The front page article about thinning activities in the Astoria watershed reads like a press release submitted by a stenographer (“Astoria keeps close eye on timber in Bear Creek watershed,” The Daily Astorian, Aug. 29). The best part was the segment describing log truckers braking for the corners while heading out from the logging areas. One wonders if they used their turn signals once they reached the highway.
Since the article touches on the troubles experienced by the city of Rockaway Beach after the hills to the east were cut over, a brief discussion of fog drip seems timely. Conifers are very efficient at harvesting water from the moisture-laden marine air that we who live west of the coast range summits are blessed to enjoy. We are perched on the western edge of what was once a vast rain forest.
A forest by any name, public or privately held, industrial tree farms included, are all watersheds. Conifers take the moisture from the air and return the surplus to the soil to form the rivulets and streams from which most coastal towns get water. The older the trees, the greater the crown height, and the more efficient the forest will be in harvesting moisture. Plantation forestry surely must diminish water production. I know this, and I am not a plumber.
The article describes the Astoria watershed as 3,700 acres of dense forest where routine annual harvests are conducted, while stating less than 25 percent of the growth is harvested annually. What is meant by “growth”? If a full 25 percent of growth were harvested annually, would all merchantable timber be gone in four years?

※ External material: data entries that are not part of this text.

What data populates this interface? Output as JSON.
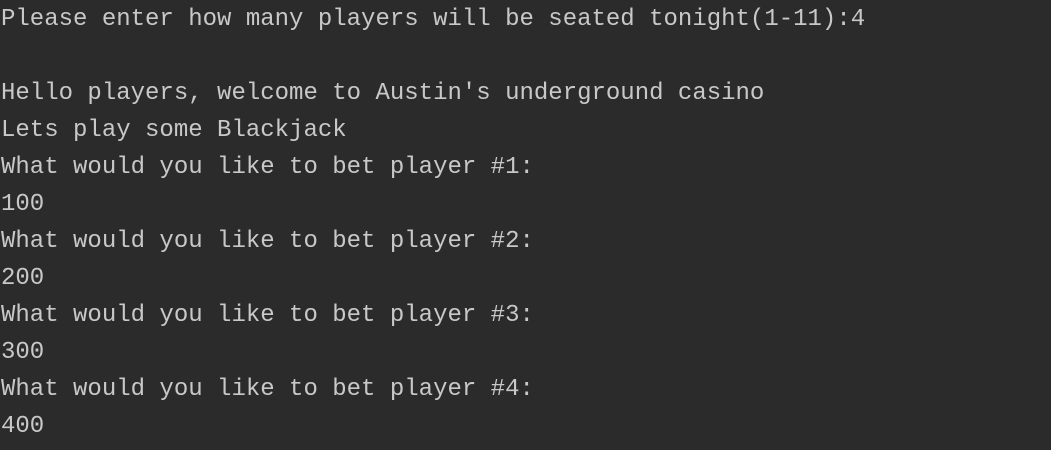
{
  "console": {
    "prompt_players": "Please enter how many players will be seated tonight(1-11):",
    "input_players": "4",
    "welcome": "Hello players, welcome to Austin's underground casino",
    "game": "Lets play some Blackjack",
    "bets": [
      {
        "prompt": "What would you like to bet player #1:",
        "input": "100"
      },
      {
        "prompt": "What would you like to bet player #2:",
        "input": "200"
      },
      {
        "prompt": "What would you like to bet player #3:",
        "input": "300"
      },
      {
        "prompt": "What would you like to bet player #4:",
        "input": "400"
      }
    ]
  }
}
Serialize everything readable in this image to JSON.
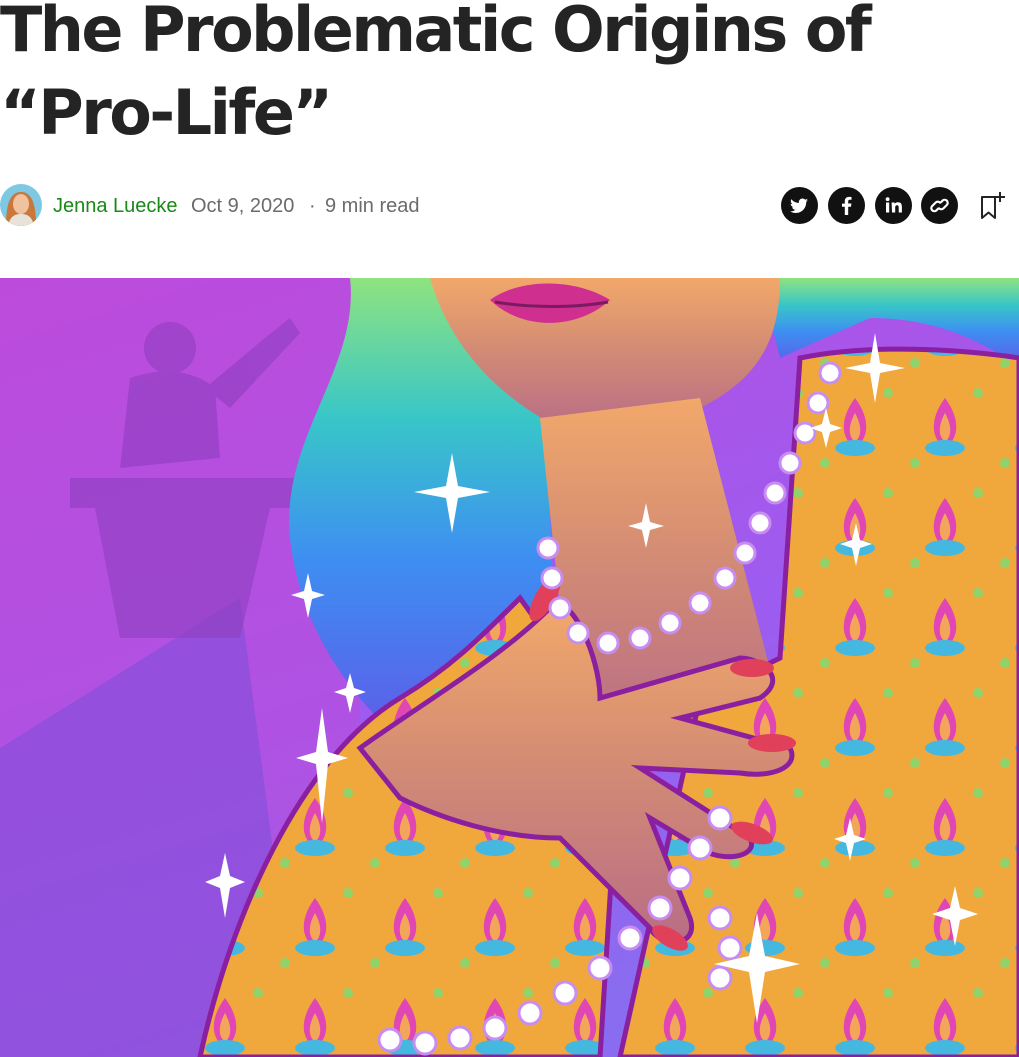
{
  "article": {
    "title": "The Problematic Origins of “Pro-Life”",
    "author": "Jenna Luecke",
    "date": "Oct 9, 2020",
    "separator": "·",
    "read_time": "9 min read"
  },
  "icons": {
    "avatar": "author-avatar",
    "share": [
      "twitter-icon",
      "facebook-icon",
      "linkedin-icon",
      "link-icon"
    ],
    "save": "bookmark-add-icon"
  },
  "colors": {
    "author_link": "#1a8917",
    "meta_text": "#6b6b6b",
    "title_text": "#242424",
    "share_button": "#111111"
  }
}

If public lands are to be managed as a tree farm, then make public the forest acreage inventory by specie and more importantly, age class. These are facts that will never, ever, see the light of day on the industrial forest holdings which surround us. It is far likelier we will be charged for their water that runs from their hills.
The article implied the city of Astoria wasn’t in it for the money, but some things just don’t add up, and by coincidence the operation made just enough to buy a new fire truck and salt away the extra into a capital improvement fund. This affirms why all trees must fall: We do it for the money.